Videoplace, developed in the mid-1970s, but with work continuing through the late 1980s, was a pioneering creation of full-body interactivity and virtual environments. It contained 25 different environments (or interaction patterns) in which people could engage. He coined the term “Artificial Reality” to describe what he was striving to create.
His work is a clear precursor to such developments as multi-touch, the Sony Eye Toy (2003), and Microsoft’s Project Natal (2009).
Links: Original Inventing Interactive piece
Probably the biggest leap in gesture technology so far (to the point that the company owns many patents which are employed by the Kinect). Running on a Commodore Amiga 1000, here is a demonstration featuring colourful dancing, virtual musical instruments and Weird Al Yankovic!:
This is the future of Kinect Musical Performance. Vincent John Vincent invented video gesture control virtual reality with Francis MacDougall in 1986. By 1991 they had a fully dynamic immersive video gesture control virtual reality system. Vincent started performing around the world in 1986. He created a whole new genre of performance technology and hundreds of virtual performance instrument scenes, including musical scales, soundscapes, virtual drum kits, virtual juggling, virtual dance and a world of other creative landscapes. He is the President and Co-Founder of GestureTek, the worlds leading Video Gesture Control company.They and their company, Gesturetek, wented on to invent may more video gesture control products, including interactive surfaces and 3D video gesture control (2000), which is the technology behind the Kinect. GestureTek holds over 18 patents, and has licensed patents and technology to Microsoft for the XBOX, and to Sony for the PlayStation, etc. www.vjvincent.com ,www.gesturetek.com

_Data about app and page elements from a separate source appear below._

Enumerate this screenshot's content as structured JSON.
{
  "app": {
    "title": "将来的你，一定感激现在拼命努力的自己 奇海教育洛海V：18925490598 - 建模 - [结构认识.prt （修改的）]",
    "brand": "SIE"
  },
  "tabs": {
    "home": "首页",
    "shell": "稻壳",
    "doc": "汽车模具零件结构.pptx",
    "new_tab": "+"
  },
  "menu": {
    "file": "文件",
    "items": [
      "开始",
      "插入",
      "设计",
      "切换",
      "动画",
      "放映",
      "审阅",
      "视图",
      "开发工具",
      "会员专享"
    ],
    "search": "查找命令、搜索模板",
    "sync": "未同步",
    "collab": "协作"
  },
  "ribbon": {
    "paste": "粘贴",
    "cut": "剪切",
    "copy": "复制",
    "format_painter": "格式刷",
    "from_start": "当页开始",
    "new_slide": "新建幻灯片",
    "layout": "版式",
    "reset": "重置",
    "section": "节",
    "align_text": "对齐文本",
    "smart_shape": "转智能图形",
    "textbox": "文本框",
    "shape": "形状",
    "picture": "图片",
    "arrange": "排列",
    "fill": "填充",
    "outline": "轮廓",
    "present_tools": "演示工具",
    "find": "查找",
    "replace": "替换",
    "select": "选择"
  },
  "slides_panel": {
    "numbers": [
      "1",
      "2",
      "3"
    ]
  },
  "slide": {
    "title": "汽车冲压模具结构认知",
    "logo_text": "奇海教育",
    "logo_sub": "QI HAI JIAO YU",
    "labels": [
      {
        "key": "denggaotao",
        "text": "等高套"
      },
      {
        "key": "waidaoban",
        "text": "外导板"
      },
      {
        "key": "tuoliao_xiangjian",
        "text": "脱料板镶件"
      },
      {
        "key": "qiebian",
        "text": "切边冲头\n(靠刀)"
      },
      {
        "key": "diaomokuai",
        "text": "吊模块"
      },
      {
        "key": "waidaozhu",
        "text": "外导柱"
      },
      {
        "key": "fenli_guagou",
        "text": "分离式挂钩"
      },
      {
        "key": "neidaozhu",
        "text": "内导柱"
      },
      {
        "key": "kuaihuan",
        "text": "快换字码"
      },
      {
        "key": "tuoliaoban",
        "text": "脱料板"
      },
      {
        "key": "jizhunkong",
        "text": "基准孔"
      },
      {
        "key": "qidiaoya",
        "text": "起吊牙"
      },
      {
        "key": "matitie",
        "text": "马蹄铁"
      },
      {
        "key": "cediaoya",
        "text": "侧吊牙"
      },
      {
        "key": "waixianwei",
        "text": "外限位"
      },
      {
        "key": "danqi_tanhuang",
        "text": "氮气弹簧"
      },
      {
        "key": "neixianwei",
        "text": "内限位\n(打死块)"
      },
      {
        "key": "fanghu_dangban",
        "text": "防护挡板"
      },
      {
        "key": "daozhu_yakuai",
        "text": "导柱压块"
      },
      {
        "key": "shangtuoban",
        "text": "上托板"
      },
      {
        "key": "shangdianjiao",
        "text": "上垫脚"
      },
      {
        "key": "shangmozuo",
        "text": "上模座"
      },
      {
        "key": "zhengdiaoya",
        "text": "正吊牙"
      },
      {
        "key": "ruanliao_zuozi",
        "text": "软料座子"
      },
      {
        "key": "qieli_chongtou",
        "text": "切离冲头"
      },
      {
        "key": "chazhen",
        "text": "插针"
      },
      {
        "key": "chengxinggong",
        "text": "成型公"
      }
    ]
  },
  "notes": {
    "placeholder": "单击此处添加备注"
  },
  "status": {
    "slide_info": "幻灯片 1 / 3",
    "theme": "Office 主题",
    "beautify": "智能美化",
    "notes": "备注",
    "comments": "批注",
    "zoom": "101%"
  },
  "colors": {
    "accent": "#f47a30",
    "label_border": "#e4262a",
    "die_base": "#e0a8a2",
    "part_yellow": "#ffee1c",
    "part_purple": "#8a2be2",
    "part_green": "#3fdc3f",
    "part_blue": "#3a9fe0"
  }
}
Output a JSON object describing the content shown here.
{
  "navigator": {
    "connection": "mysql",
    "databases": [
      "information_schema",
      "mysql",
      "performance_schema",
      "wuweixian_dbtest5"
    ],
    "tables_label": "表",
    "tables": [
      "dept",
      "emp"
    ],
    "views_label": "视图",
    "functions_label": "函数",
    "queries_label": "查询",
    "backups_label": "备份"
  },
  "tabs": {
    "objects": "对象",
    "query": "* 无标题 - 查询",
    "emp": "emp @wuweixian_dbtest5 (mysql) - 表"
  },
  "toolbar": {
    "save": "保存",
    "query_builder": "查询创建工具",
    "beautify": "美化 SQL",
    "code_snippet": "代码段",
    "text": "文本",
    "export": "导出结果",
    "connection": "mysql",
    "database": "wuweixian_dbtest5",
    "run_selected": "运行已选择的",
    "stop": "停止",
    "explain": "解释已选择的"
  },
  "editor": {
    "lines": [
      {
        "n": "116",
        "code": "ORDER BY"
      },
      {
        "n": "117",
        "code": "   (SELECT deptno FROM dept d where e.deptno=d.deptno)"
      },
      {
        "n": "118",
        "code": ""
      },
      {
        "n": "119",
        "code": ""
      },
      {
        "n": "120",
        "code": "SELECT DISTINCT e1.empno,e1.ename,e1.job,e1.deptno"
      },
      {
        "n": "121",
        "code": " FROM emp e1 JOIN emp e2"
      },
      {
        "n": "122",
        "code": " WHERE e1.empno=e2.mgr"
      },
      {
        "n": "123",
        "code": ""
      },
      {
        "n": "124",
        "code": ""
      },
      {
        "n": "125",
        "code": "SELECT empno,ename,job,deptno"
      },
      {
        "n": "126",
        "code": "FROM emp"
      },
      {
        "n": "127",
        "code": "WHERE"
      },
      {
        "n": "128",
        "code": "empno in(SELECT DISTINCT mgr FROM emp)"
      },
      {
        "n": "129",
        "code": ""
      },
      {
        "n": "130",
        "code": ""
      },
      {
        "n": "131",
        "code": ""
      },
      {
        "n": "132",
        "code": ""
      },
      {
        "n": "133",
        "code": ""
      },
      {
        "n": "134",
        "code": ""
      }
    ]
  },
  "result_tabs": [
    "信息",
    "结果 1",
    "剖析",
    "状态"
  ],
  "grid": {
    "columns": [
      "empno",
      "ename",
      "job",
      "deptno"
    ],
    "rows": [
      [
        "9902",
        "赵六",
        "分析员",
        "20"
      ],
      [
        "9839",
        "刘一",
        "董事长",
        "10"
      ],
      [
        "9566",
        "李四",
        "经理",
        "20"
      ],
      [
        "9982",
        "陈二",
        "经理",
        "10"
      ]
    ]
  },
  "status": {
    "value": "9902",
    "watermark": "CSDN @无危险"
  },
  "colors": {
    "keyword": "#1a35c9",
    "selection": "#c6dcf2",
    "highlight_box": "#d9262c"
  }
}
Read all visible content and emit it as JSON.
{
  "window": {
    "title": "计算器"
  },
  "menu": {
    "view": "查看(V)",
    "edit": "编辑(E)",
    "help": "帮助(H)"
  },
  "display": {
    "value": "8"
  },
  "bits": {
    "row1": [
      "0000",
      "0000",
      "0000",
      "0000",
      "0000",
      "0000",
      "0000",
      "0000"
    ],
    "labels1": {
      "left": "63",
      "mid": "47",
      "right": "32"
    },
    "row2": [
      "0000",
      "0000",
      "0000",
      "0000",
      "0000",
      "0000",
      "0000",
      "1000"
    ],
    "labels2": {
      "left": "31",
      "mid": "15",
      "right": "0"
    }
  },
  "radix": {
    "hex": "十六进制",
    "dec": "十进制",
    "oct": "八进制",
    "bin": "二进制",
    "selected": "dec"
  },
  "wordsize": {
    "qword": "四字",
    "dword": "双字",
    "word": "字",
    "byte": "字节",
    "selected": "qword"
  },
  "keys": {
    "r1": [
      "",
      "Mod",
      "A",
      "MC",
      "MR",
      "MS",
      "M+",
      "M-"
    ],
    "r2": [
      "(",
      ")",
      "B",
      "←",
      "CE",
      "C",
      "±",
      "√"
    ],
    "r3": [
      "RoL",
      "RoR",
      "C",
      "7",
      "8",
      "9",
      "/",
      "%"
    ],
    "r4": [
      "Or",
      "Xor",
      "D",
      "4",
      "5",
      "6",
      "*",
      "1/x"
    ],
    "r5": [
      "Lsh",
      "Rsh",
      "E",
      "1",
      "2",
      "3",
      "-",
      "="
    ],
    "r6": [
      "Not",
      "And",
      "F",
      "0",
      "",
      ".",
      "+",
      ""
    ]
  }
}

Michael Lowcock wrote this Song " Far beyond the sighted mind".
Links: The Atlantic's piece on the technology
What does the Kinect's 'Light Coding' technology look like? Here is a video using infra-red goggles to see the emissions which calculate the depth of what is in front of it:
Infrared photography using a Kinect by Ahmed Hamdy:
Kyle McDonald's class notes for creative use of 3D technology are also an interesting read
And for more examples, check out the posts from Prosthetic Knowledge tagged "kinect."